• L1 : The L1 point lies on the line defined by the two large masses M1 and M2, and between them. It is the most intuitively understood of the Lagrangian points: the one where the gravitational attraction of M2 partially cancels M1's gravitational attraction. If the M1 body is way larger than the M2, the L1 point will be closer to M1.

• L2 : The L2 point lies on the line through the two large masses, beyond the smaller of the two. Here, the gravitational forces of the two large masses balance the centrifugal effect on a body at L2.

• L3 : The L3 point lies on the line defined by the two large masses, beyond the larger of the two.
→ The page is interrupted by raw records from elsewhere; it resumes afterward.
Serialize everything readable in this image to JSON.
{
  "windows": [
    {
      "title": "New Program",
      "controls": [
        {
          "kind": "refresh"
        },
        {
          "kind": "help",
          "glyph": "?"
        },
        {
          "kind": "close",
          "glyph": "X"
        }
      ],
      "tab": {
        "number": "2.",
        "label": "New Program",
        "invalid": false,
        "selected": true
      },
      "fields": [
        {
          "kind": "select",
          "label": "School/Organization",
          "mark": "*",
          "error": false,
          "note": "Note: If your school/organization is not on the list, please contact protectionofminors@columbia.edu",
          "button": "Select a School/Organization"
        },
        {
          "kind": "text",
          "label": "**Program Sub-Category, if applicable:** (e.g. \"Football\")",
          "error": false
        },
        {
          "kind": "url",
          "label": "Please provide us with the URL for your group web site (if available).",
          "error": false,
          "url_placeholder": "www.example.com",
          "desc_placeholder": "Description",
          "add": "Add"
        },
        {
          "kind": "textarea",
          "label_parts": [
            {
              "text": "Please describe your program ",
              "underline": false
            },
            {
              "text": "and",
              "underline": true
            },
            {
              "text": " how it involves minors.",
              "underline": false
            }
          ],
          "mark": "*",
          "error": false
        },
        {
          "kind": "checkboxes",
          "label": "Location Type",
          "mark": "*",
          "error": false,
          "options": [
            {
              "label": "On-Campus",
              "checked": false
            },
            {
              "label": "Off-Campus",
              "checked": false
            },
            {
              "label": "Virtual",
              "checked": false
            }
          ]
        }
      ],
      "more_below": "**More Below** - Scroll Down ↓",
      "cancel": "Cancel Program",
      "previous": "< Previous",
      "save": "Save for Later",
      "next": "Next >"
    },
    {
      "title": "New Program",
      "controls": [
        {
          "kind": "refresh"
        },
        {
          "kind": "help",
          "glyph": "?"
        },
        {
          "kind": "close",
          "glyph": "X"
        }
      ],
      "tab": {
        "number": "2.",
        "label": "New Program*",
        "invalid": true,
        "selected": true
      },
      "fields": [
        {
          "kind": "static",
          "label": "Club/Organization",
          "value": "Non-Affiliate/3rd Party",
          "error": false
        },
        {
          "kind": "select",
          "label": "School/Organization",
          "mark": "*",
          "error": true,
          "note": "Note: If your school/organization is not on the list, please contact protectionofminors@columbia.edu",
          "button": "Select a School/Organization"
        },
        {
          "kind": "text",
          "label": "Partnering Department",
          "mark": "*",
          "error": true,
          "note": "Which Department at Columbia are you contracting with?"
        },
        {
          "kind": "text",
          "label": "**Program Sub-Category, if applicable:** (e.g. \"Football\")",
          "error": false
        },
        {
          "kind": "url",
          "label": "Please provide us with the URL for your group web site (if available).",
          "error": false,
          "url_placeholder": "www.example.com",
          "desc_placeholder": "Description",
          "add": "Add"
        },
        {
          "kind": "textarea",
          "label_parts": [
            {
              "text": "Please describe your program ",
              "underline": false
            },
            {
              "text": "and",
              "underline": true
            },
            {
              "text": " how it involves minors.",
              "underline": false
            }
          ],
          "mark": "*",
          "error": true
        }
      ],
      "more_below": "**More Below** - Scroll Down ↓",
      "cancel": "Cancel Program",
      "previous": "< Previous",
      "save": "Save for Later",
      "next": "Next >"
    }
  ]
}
• L4 et L5 : The L4 and L5 points lie at the third corners of the two equilateral triangles in the plane of orbit whose common base is the line between the centers of the two masses, such that the point lies behind (L5) or ahead (L4) of the smaller mass with regard to its orbit around the larger mass.

#### Parbolic and Hyperbolic Orbits :

If a body located in the Earth's gravity field is accelerated to 11.10^3m.s^-1 (40 000km/h), the eccentricity of its orbit will be >1. It's going to leave the grabity field, into an orbit around the Sun. If the eccentricity is >2, the orbit will "flatten", going hyperbolic instead of parabolic.

### 3)Which rocket to use?

A rocket is designed to launch a payload into space, and send it on the desired orbit.

Rockets have various sizes and perfromances, they are many of them, so I won't list all of them, just give some examples. Some of them will be described in precise articles.

Here are some examples:

• LEO : All the orbital rockets, like Falcon9, Soyuz, Vega or the Space Shuttle.

• MEO : More powerful LEO launchers or GTO launchers.

• GTO : Heavy rockets like Ariane5, Falcon Heavy, Space Shuttle + booster stage, DeltaIV, Falcon9...

### Conclusion :

All these orbits have differents roles and utilities in a satellite's life, from its design to its death. They are all differents, some of them are overflowed, which makes us ask some questions about space debris...

Thanks, See you soon.